We’re probably not that close to having iris scanners planted at every border entry station, and the newness of the technology still makes it seem perhaps too futuristic – probably much like the video conferences between Star Trek characters used to seem before the age of Skype and FaceTime. But when biometric technologies such as iris recognition begin to impact the daily lives of Americans, the debates about the issues they present – from the intrusive iris-triggered personalized advertisements imagined in Minority Report to the real-life objections of Chris Calabrese, legislative counsel for the American Civil Liberties Union – will heat up.
“If you can identify any individual at a distance and without their knowledge,” Calabrese said, “you literally allow the physical tracking of a person anywhere there’s a camera and access to the Internet.” The argument advanced by supporters of the technology – that those who want to can simply “opt out” of a scan by closing their eyes – doesn’t hold up when you consider that systems are designed to scan subjects involuntarily, at a distance.
Still, the advantages of something as potentially failsafe as iris recognition go beyond the prevention of fraud. The technology may, someday, completely transform the experience of entering and leaving a country – perhaps rendering the passport obsolete.
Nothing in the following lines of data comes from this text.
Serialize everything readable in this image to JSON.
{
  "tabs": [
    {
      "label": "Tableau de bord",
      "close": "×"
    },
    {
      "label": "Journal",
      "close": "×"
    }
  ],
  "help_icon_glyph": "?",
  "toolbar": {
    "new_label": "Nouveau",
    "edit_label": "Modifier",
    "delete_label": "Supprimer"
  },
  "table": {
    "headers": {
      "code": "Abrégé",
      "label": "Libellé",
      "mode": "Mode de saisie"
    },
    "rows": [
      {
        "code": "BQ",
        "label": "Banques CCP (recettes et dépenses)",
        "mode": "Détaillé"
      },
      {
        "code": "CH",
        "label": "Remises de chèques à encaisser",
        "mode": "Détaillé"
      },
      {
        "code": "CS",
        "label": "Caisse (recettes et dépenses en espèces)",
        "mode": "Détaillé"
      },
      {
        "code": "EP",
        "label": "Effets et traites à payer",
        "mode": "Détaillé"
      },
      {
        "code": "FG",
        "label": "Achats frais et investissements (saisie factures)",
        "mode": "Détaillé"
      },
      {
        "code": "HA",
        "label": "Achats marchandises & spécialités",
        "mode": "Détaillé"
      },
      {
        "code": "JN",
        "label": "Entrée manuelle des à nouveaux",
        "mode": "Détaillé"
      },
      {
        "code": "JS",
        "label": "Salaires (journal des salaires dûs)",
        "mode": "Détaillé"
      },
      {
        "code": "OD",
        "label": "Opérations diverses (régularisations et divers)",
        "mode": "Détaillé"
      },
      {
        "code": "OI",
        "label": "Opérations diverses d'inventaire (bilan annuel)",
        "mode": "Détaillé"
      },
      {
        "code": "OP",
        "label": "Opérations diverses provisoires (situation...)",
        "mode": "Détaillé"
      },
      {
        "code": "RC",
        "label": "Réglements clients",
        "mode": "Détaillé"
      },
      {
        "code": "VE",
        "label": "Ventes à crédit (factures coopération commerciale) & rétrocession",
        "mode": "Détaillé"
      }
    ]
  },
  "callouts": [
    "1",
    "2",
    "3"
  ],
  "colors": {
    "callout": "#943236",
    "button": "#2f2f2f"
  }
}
Will Americans be willing to trade greater security and ease of travel for a perceived threat to privacy and civil liberty? Will they be allowed to make this choice? Those questions will probably be answered sooner than most of us are ready to imagine.